Gator Party has kept a grip on senate committees for the past three semesters. This semester is no different, with 100% of nominated committee members belonging to the majority party.
Gator Party has held a majority in Senate for more than a year since Spring 2020 when it won its first executive ticket. Now, with about 70 Gator senators in the chamber, the composition of Senate committees echoes this majority.
Committees are responsible for reviewing bills, recommending replacement senators, amending the budget and enforcing senator requirements among many other responsibilities.
Currently, Gator holds 97.5% of representation in committees. The remaining 2.5% amounts to one senator: Minority Party Leader Gabrielle Adekunle, who is guaranteed a spot on the Replacement and Agenda Committee according to SG codes.
This distribution is disproportionate with Senate’s composition, in which Gator accounts for about 70% of Senate seats, and Change 12%. Fifteen percent of seats are empty and it is unclear what party the remaining 3% of senators belong to.
Despite holding 12 Senate seats, Change does not have any appointed representation in the committees.
Data compiled by The Alligator shows since at least Fall 2020, about 80% of nominated committee members have been affiliated with Gator, translating to at least 43 out of 54 counted nominees. It is unclear what parties the remaining 11 belong to.

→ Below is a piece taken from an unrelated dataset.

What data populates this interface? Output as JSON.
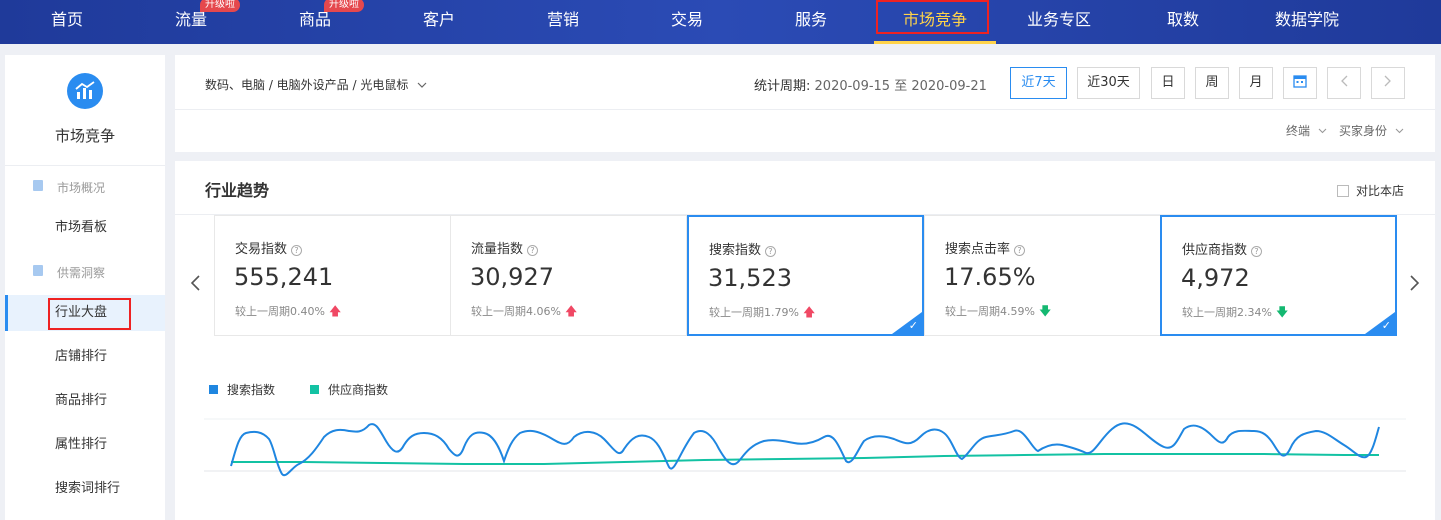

The data was collected through past Replacement and Agenda recommendations on senate meeting agendas. A majority of committee seats are filled in the meeting following ratification of that semester’s election results.
Senate recently approved three members for Budget and Appropriations, four for Information and Communications, six for Rules and Ethics, and four for Judiciary. Senate also approved four chairs to rule over these committees, all of whom are affiliated with Gator Party.
Four out of six members on the Replacement and Agenda Committee are also elected: the Senate President, Pro-Tempore and two Members-at-Large. This semester, all four members are Gator Party.
A UF Supreme Court case in February 2021 established suspicion on Gator Party’s trend of favoring their own senators for committee seats. Although the current data does not account for all committee members appointed for the last three semesters, it continues the pattern.
While the number of Gator committee members is disproportionate, just three out of 12 Change senators applied for a seat.
Ethan Sawyer (Change, District D), a freshly elected senator, applied for a seat on the Budget and Appropriations and Information and Communications committees but didn’t get either one. He believes this is because he didn’t know the answers to questions about the specific functions of the committees he applied to.
“I also felt like, going in there, I shouldn't have been expected to know the details of those committees, considering I had just started like a week prior,” he said.
Sawyer, a 19-year-old political science sophomore, said he understands why Gator senators got all the seats. It makes sense for a political party to pick candidates whose goals line up with what it wants to accomplish.
“If [Change] were in that same position, being the ones on the other end of the table ... we would probably pick people that we felt like aligned with our moral compasses the same way or our party beliefs the same way,” he said.
While it may make sense to some, Communist Party president Alfredo Ortiz considers this trend as discrimination. He has witnessed the same trend in replacement senate seats, and filed a case with the UF Supreme Court focusing on dampening party favoritism.
According to data collected by members of the Communist Party, 98% of replacement senate seats since Spring 2019 have been affiliated with the majority party at the time. The remaining 2%, totaling to one senator over two years ago, belonged to a minority party. Ortiz believes this proves discrimination.
“This is something that the majority party uses after elections to boost their percentage of the seats and to maintain control over legislation,” Ortiz said.
The Communist Party collected the names of nominated replacement senators through senate agendas. Ortiz said it found out senators’ party affiliations through senate minutes, election results and social media.
The Alligator was only able to confirm that 28 out of the 69 nominated replacement senators listed, about 41%, were affiliated with the majority party at the time since 2019. Public records requested for party affiliation forms were not available in time for publication.
Ortiz wants the court to alter the composition of Senate committees by making it so they are proportional to the number of seats each party has. He’s confident that the Supreme Court will side with him on this case.
The court decided to hear his case as of Sunday.
Contact Allessandra at email@example.com. Follow her on Twitter @ainzinna.
Allessandra is a third-year journalism major with a minor in English. In the past, she has covered local musicians and the cannabis industry. She is now the Student Government reporter for The Alligator. Allessandra paints and plays guitar in her free time.